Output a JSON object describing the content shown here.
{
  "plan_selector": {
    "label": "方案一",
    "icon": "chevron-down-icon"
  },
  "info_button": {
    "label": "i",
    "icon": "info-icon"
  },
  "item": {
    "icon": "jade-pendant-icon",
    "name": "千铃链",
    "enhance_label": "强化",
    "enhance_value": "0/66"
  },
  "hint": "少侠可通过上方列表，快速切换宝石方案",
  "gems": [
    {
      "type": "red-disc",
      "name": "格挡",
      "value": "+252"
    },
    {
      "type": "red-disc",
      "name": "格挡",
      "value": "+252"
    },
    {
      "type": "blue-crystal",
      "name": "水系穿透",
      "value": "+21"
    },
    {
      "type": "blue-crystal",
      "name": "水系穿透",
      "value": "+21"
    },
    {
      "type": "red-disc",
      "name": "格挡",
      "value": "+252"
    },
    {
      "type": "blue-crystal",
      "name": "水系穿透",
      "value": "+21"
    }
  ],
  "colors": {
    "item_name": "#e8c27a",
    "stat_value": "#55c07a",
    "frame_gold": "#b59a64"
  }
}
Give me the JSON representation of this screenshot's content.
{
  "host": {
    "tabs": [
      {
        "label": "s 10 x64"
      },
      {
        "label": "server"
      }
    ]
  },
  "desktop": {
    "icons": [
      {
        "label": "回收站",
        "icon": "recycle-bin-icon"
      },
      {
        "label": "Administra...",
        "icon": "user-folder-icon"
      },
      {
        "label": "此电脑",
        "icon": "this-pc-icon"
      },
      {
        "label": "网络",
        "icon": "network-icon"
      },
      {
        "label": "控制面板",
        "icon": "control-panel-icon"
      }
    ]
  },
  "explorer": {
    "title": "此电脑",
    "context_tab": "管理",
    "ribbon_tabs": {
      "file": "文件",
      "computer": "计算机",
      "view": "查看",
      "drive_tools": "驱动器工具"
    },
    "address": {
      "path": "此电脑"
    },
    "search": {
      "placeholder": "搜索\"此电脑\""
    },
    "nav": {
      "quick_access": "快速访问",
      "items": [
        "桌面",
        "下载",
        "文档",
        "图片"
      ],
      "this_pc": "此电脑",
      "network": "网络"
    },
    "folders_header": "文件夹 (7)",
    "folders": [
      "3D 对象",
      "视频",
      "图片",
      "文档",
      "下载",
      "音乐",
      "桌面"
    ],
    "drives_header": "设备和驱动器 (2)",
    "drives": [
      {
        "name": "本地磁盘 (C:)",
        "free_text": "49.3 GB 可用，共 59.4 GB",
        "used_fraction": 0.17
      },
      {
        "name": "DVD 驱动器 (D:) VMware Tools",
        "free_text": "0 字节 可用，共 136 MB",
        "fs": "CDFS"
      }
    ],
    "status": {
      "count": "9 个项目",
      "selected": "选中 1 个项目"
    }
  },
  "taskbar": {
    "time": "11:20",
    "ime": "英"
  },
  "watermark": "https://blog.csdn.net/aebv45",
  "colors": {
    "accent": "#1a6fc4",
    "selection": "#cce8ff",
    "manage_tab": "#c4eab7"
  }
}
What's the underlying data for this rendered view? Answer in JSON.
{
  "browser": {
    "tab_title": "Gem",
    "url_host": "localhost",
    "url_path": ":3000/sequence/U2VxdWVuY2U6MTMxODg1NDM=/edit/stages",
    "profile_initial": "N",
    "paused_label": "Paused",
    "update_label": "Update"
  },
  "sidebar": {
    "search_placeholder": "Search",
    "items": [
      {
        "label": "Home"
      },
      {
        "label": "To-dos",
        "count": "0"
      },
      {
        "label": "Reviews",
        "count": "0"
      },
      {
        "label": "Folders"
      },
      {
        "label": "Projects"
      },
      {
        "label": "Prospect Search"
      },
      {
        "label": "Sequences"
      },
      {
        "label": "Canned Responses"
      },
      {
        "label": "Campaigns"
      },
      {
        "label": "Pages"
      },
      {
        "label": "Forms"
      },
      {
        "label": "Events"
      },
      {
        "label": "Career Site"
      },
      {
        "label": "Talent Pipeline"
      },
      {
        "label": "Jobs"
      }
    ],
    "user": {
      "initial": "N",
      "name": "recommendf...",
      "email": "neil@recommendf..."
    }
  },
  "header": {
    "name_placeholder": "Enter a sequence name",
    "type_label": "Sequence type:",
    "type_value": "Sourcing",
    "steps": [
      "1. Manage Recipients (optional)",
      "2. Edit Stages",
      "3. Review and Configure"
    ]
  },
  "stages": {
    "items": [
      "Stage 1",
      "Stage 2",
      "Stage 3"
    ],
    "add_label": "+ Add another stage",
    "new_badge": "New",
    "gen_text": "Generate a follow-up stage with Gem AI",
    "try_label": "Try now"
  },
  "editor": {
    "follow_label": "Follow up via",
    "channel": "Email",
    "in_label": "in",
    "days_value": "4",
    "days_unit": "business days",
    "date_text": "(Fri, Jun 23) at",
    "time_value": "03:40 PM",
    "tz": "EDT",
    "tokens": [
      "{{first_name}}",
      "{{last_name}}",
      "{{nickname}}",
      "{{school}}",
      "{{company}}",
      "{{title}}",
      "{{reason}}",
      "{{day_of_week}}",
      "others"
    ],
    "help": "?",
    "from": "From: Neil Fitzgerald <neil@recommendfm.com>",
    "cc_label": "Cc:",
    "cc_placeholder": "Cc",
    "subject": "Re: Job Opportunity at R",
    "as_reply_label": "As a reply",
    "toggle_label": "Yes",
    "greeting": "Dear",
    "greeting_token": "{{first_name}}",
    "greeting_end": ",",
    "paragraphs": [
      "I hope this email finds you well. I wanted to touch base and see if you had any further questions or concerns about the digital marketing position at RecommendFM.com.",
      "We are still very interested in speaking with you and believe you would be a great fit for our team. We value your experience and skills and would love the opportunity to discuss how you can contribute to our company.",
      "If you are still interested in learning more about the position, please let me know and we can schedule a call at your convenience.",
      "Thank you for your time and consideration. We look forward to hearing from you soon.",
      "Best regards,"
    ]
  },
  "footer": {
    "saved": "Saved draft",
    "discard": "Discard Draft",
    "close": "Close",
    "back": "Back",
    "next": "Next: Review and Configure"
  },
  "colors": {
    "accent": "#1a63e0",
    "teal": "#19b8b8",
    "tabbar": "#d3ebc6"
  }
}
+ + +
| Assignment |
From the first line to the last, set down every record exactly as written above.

| Response for this exercise |
Output a JSON object describing the content shown here.
{
  "plan_selector": {
    "label": "方案一",
    "icon": "chevron-down-icon"
  },
  "info_button": {
    "label": "i",
    "icon": "info-icon"
  },
  "item": {
    "icon": "jade-pendant-icon",
    "name": "千铃链",
    "enhance_label": "强化",
    "enhance_value": "0/66"
  },
  "hint": "少侠可通过上方列表，快速切换宝石方案",
  "gems": [
    {
      "type": "red-disc",
      "name": "格挡",
      "value": "+252"
    },
    {
      "type": "red-disc",
      "name": "格挡",
      "value": "+252"
    },
    {
      "type": "blue-crystal",
      "name": "水系穿透",
      "value": "+21"
    },
    {
      "type": "blue-crystal",
      "name": "水系穿透",
      "value": "+21"
    },
    {
      "type": "red-disc",
      "name": "格挡",
      "value": "+252"
    },
    {
      "type": "blue-crystal",
      "name": "水系穿透",
      "value": "+21"
    }
  ],
  "colors": {
    "item_name": "#e8c27a",
    "stat_value": "#55c07a",
    "frame_gold": "#b59a64"
  }
}
Give me the JSON representation of this screenshot's content.
{
  "host": {
    "tabs": [
      {
        "label": "s 10 x64"
      },
      {
        "label": "server"
      }
    ]
  },
  "desktop": {
    "icons": [
      {
        "label": "回收站",
        "icon": "recycle-bin-icon"
      },
      {
        "label": "Administra...",
        "icon": "user-folder-icon"
      },
      {
        "label": "此电脑",
        "icon": "this-pc-icon"
      },
      {
        "label": "网络",
        "icon": "network-icon"
      },
      {
        "label": "控制面板",
        "icon": "control-panel-icon"
      }
    ]
  },
  "explorer": {
    "title": "此电脑",
    "context_tab": "管理",
    "ribbon_tabs": {
      "file": "文件",
      "computer": "计算机",
      "view": "查看",
      "drive_tools": "驱动器工具"
    },
    "address": {
      "path": "此电脑"
    },
    "search": {
      "placeholder": "搜索\"此电脑\""
    },
    "nav": {
      "quick_access": "快速访问",
      "items": [
        "桌面",
        "下载",
        "文档",
        "图片"
      ],
      "this_pc": "此电脑",
      "network": "网络"
    },
    "folders_header": "文件夹 (7)",
    "folders": [
      "3D 对象",
      "视频",
      "图片",
      "文档",
      "下载",
      "音乐",
      "桌面"
    ],
    "drives_header": "设备和驱动器 (2)",
    "drives": [
      {
        "name": "本地磁盘 (C:)",
        "free_text": "49.3 GB 可用，共 59.4 GB",
        "used_fraction": 0.17
      },
      {
        "name": "DVD 驱动器 (D:) VMware Tools",
        "free_text": "0 字节 可用，共 136 MB",
        "fs": "CDFS"
      }
    ],
    "status": {
      "count": "9 个项目",
      "selected": "选中 1 个项目"
    }
  },
  "taskbar": {
    "time": "11:20",
    "ime": "英"
  },
  "watermark": "https://blog.csdn.net/aebv45",
  "colors": {
    "accent": "#1a6fc4",
    "selection": "#cce8ff",
    "manage_tab": "#c4eab7"
  }
}
What's the underlying data for this rendered view? Answer in JSON.
{
  "browser": {
    "tab_title": "Gem",
    "url_host": "localhost",
    "url_path": ":3000/sequence/U2VxdWVuY2U6MTMxODg1NDM=/edit/stages",
    "profile_initial": "N",
    "paused_label": "Paused",
    "update_label": "Update"
  },
  "sidebar": {
    "search_placeholder": "Search",
    "items": [
      {
        "label": "Home"
      },
      {
        "label": "To-dos",
        "count": "0"
      },
      {
        "label": "Reviews",
        "count": "0"
      },
      {
        "label": "Folders"
      },
      {
        "label": "Projects"
      },
      {
        "label": "Prospect Search"
      },
      {
        "label": "Sequences"
      },
      {
        "label": "Canned Responses"
      },
      {
        "label": "Campaigns"
      },
      {
        "label": "Pages"
      },
      {
        "label": "Forms"
      },
      {
        "label": "Events"
      },
      {
        "label": "Career Site"
      },
      {
        "label": "Talent Pipeline"
      },
      {
        "label": "Jobs"
      }
    ],
    "user": {
      "initial": "N",
      "name": "recommendf...",
      "email": "neil@recommendf..."
    }
  },
  "header": {
    "name_placeholder": "Enter a sequence name",
    "type_label": "Sequence type:",
    "type_value": "Sourcing",
    "steps": [
      "1. Manage Recipients (optional)",
      "2. Edit Stages",
      "3. Review and Configure"
    ]
  },
  "stages": {
    "items": [
      "Stage 1",
      "Stage 2",
      "Stage 3"
    ],
    "add_label": "+ Add another stage",
    "new_badge": "New",
    "gen_text": "Generate a follow-up stage with Gem AI",
    "try_label": "Try now"
  },
  "editor": {
    "follow_label": "Follow up via",
    "channel": "Email",
    "in_label": "in",
    "days_value": "4",
    "days_unit": "business days",
    "date_text": "(Fri, Jun 23) at",
    "time_value": "03:40 PM",
    "tz": "EDT",
    "tokens": [
      "{{first_name}}",
      "{{last_name}}",
      "{{nickname}}",
      "{{school}}",
      "{{company}}",
      "{{title}}",
      "{{reason}}",
      "{{day_of_week}}",
      "others"
    ],
    "help": "?",
    "from": "From: Neil Fitzgerald <neil@recommendfm.com>",
    "cc_label": "Cc:",
    "cc_placeholder": "Cc",
    "subject": "Re: Job Opportunity at R",
    "as_reply_label": "As a reply",
    "toggle_label": "Yes",
    "greeting": "Dear",
    "greeting_token": "{{first_name}}",
    "greeting_end": ",",
    "paragraphs": [
      "I hope this email finds you well. I wanted to touch base and see if you had any further questions or concerns about the digital marketing position at RecommendFM.com.",
      "We are still very interested in speaking with you and believe you would be a great fit for our team. We value your experience and skills and would love the opportunity to discuss how you can contribute to our company.",
      "If you are still interested in learning more about the position, please let me know and we can schedule a call at your convenience.",
      "Thank you for your time and consideration. We look forward to hearing from you soon.",
      "Best regards,"
    ]
  },
  "footer": {
    "saved": "Saved draft",
    "discard": "Discard Draft",
    "close": "Close",
    "back": "Back",
    "next": "Next: Review and Configure"
  },
  "colors": {
    "accent": "#1a63e0",
    "teal": "#19b8b8",
    "tabbar": "#d3ebc6"
  }
}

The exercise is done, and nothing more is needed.